═══ Dataset extract

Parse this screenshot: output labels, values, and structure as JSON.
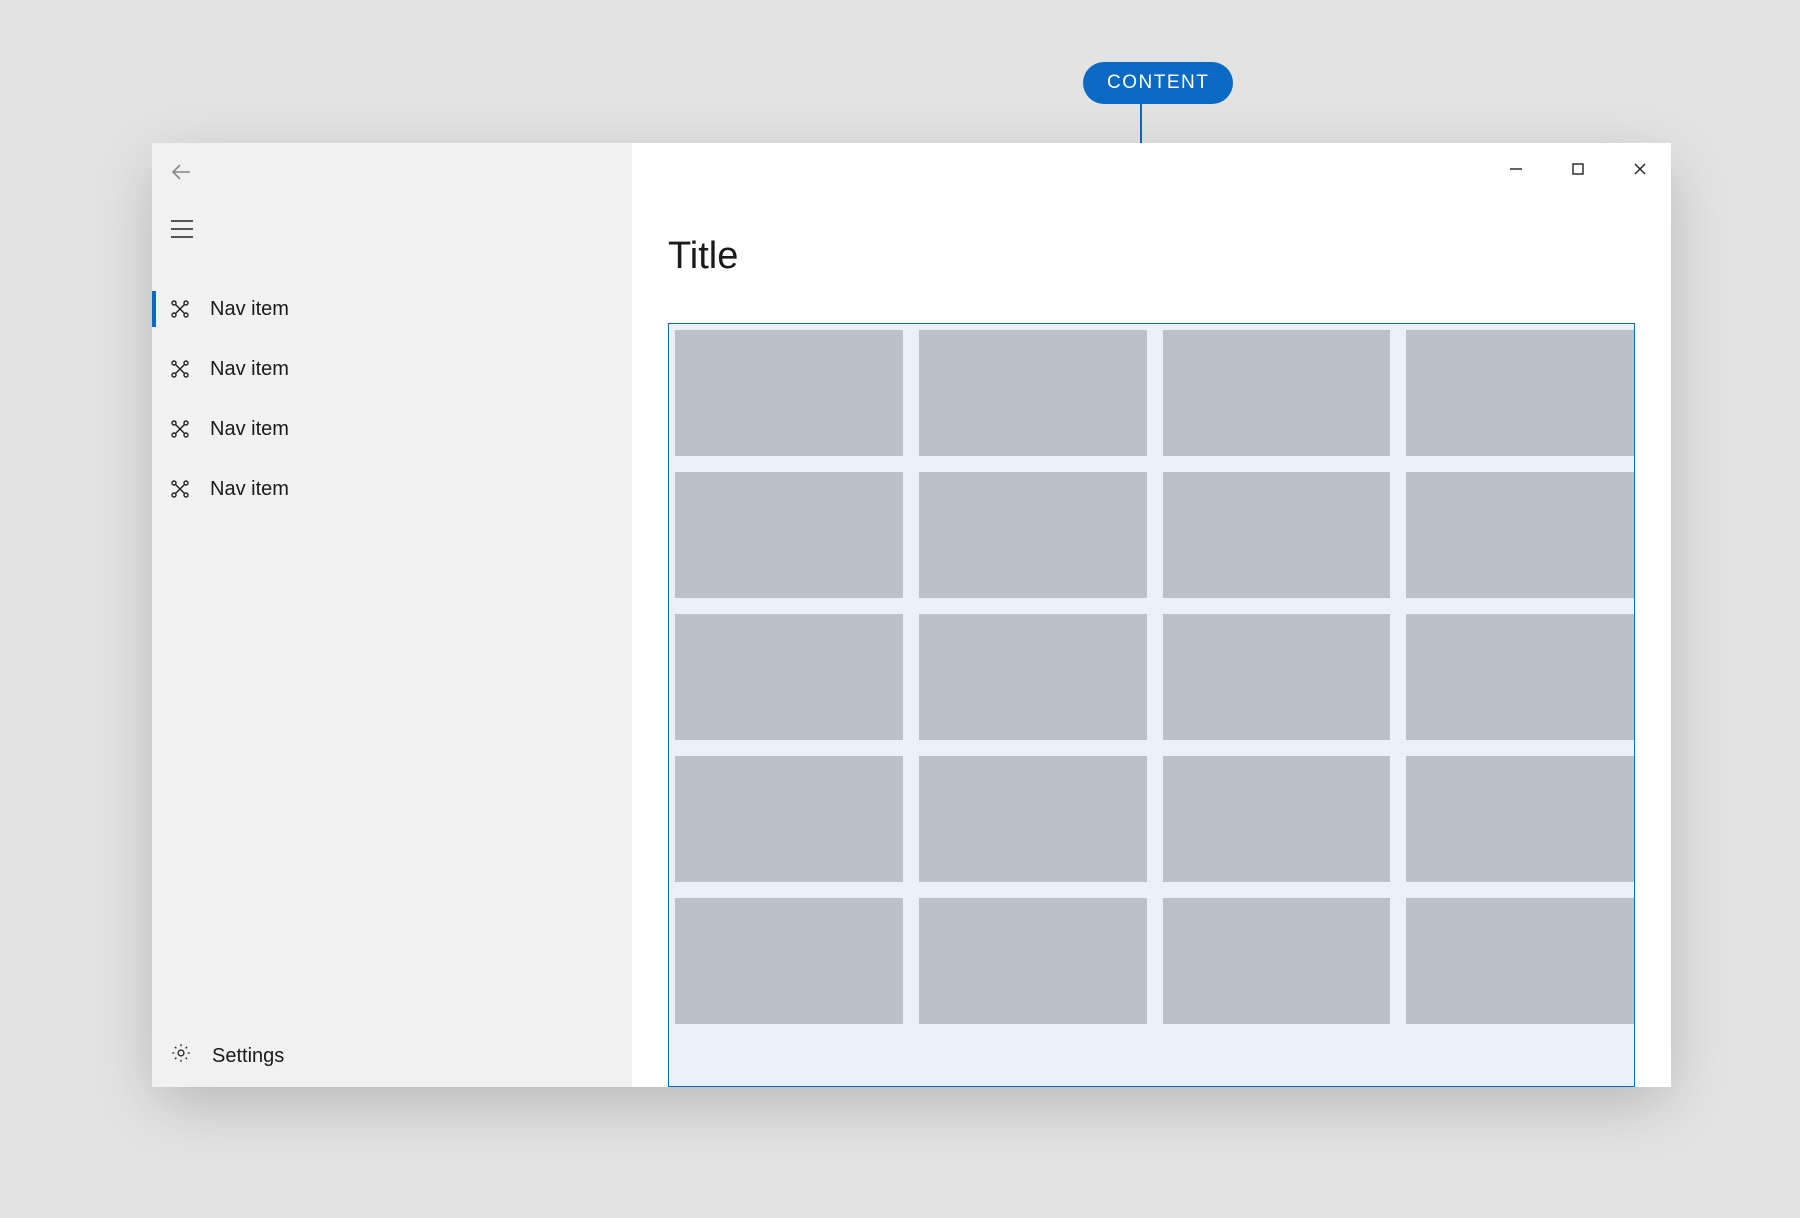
{
  "annotation": {
    "label": "CONTENT"
  },
  "page": {
    "title": "Title"
  },
  "sidebar": {
    "items": [
      {
        "label": "Nav item",
        "selected": true
      },
      {
        "label": "Nav item",
        "selected": false
      },
      {
        "label": "Nav item",
        "selected": false
      },
      {
        "label": "Nav item",
        "selected": false
      }
    ],
    "settings_label": "Settings"
  },
  "content": {
    "grid_columns": 4,
    "grid_rows_visible": 5
  },
  "colors": {
    "accent": "#0a6ac3",
    "sidebar_bg": "#f1f1f1",
    "tile": "#bac1c9",
    "content_bg": "#eaf1fb"
  }
}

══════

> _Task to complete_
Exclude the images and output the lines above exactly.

> _Solution below_
Parse this screenshot: output labels, values, and structure as JSON.
{
  "annotation": {
    "label": "CONTENT"
  },
  "page": {
    "title": "Title"
  },
  "sidebar": {
    "items": [
      {
        "label": "Nav item",
        "selected": true
      },
      {
        "label": "Nav item",
        "selected": false
      },
      {
        "label": "Nav item",
        "selected": false
      },
      {
        "label": "Nav item",
        "selected": false
      }
    ],
    "settings_label": "Settings"
  },
  "content": {
    "grid_columns": 4,
    "grid_rows_visible": 5
  },
  "colors": {
    "accent": "#0a6ac3",
    "sidebar_bg": "#f1f1f1",
    "tile": "#bac1c9",
    "content_bg": "#eaf1fb"
  }
}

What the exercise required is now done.